In Florida, ‘No Valid Driver’s License’ is a criminal charge that is based on a person operating a motor vehicle on a public highway without being licensed by an appropriate governmental authority. Penalties for this offense may include jail and, more often, the creation of a permanent criminal record.
In Florida, ‘No Valid Driver’s License’ is classified as a second degree misdemeanor, with penalties of up to 60 days in jail and a $500 fine.
Although the majority of cases will not result in a jail sentence, the principal consequence of a No Valid License conviction is that it will create a permanent criminal record.
Driving Under the Influence
Under Florida law, DUI is defined as the act of driving (or being in actual physical control of a vehicle) while a person is impaired beyond his or her normal faculties, or while he or she has an unlawful blood alcohol level.
To prove the crime of Driving Under the Influence (DUI) in Florida, the prosecution must establish that:
The defendant drove or was in actual physical control of a vehicle, and
While driving or in actual physical control of a vehicle, the defendant either (a) was under the influence of alcoholic beverages, chemical substances (such as prescription medications), or controlled substances to the extent that his/her normal faculties were impaired, or (b) had a blood or breath alcohol level of .08 or higher.
Thus, under Florida Statutes Section 316.193, driving under the influence may be proven either by demonstrating that a defendant’s normal faculties were impaired or by demonstrating a blood or breath alcohol level of .08 or higher. “Normal faculties” include, but are not limited to, the ability to see, hear, walk, talk, judge distances, drive an automobile, make judgments, act in emergencies, and, in general, to normally perform the many mental and physical acts of our daily lives.
If you have been arrested for Driving Under the Influence (DUI) in Florida, contact defense attorney at Norman Cannella, Jr. at Cannella Criminal Law for a free consultation.

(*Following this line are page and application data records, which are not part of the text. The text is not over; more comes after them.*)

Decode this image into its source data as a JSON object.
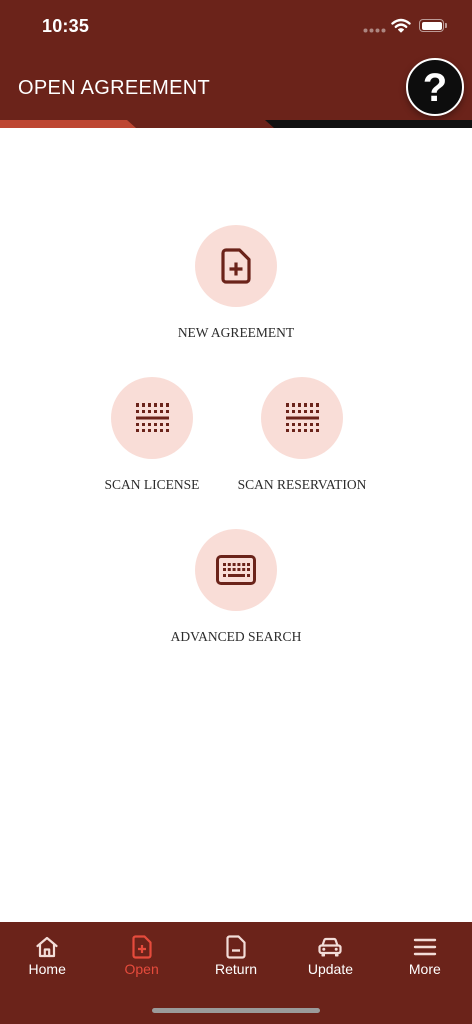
{
  "status_bar": {
    "time": "10:35",
    "battery_level": 1,
    "icons": {
      "signal": "signal-dots-icon",
      "wifi": "wifi-icon",
      "battery": "battery-icon"
    }
  },
  "header": {
    "title": "OPEN AGREEMENT",
    "help_label": "?",
    "help_icon": "help-icon"
  },
  "actions": {
    "new_agreement": {
      "label": "NEW AGREEMENT",
      "icon": "file-plus-icon"
    },
    "scan_license": {
      "label": "SCAN LICENSE",
      "icon": "barcode-scan-icon"
    },
    "scan_reservation": {
      "label": "SCAN RESERVATION",
      "icon": "barcode-scan-icon"
    },
    "advanced_search": {
      "label": "ADVANCED SEARCH",
      "icon": "keyboard-icon"
    }
  },
  "tab_bar": {
    "tabs": [
      {
        "label": "Home",
        "icon": "home-icon",
        "active": false
      },
      {
        "label": "Open",
        "icon": "file-plus-icon",
        "active": true
      },
      {
        "label": "Return",
        "icon": "file-minus-icon",
        "active": false
      },
      {
        "label": "Update",
        "icon": "car-icon",
        "active": false
      },
      {
        "label": "More",
        "icon": "menu-icon",
        "active": false
      }
    ]
  },
  "colors": {
    "primary": "#6b231a",
    "accent": "#e64b3c",
    "circle_bg": "#f9ddd7",
    "stripe": "#bd4632",
    "label_text": "#2b2b2b",
    "tab_icon": "#f3ddd8"
  }
}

DUI is a serious criminal offense that may carry misdemeanor or felony penalties, depending on the number of prior convictions and whether the incident caused death or serious bodily injury. A conviction will affect not just your criminal record, but your liberty, your financial well-being, your reputation, insurance premiums, and driving privileges for the long-term.
Hit and Run
In all hit & run cases, the hiring of an attorney is a critically important step to minimize or avoid potential penalties. In the investigative stages of a case, an attorney can make contact with police, prevent a client from making damaging statements, and present the facts of an incident in the most favorable light possible.
If charges are pursued, an attorney can make early contact with the prosecutor in order to present defenses or negotiate for a more lenient resolution to a case. Where the prosecution refuses to negotiate, an attorney will ensure that all legal options and defenses are pursued or raised in the litigation that follows.
If you have been accused of Hit & Run in the Tampa Bay area, call Cannella Law for a free consultation.
Leaving the Scene of an Accident
Under Florida law, Leaving the Scene of an Accident is a criminal offense involving a person’s unlawful departure from the site of a motor vehicle crash. A conviction can result in misdemeanor or felony penalties, depending on whether the accident resulted in injury or death.
In Florida, the penalties available for leaving the scene of an accident (hit and run) will depend on the nature of the harm or damage caused by the crash.
If the crash at issue involved personal injuries to another person, the offense is classified as a third-degree felony, with penalties of up to 5 years in prison or 5 years of probation, and a $5,000 fine.
For accidents involving the death of the other person, the offense will be classified as a first-degree felony, with penalties of up to 30 years in prison and a $10,000 fine.
If the defendant leaves the scene involving injury or death and the defendant is found to have been driving under the influence, the offense is subject to mandatory minimum prison term of 4 years. In all leaving the scene cases involving death or injury, the offending driver is also subject mandatory driver’s license revocation as determined by the court.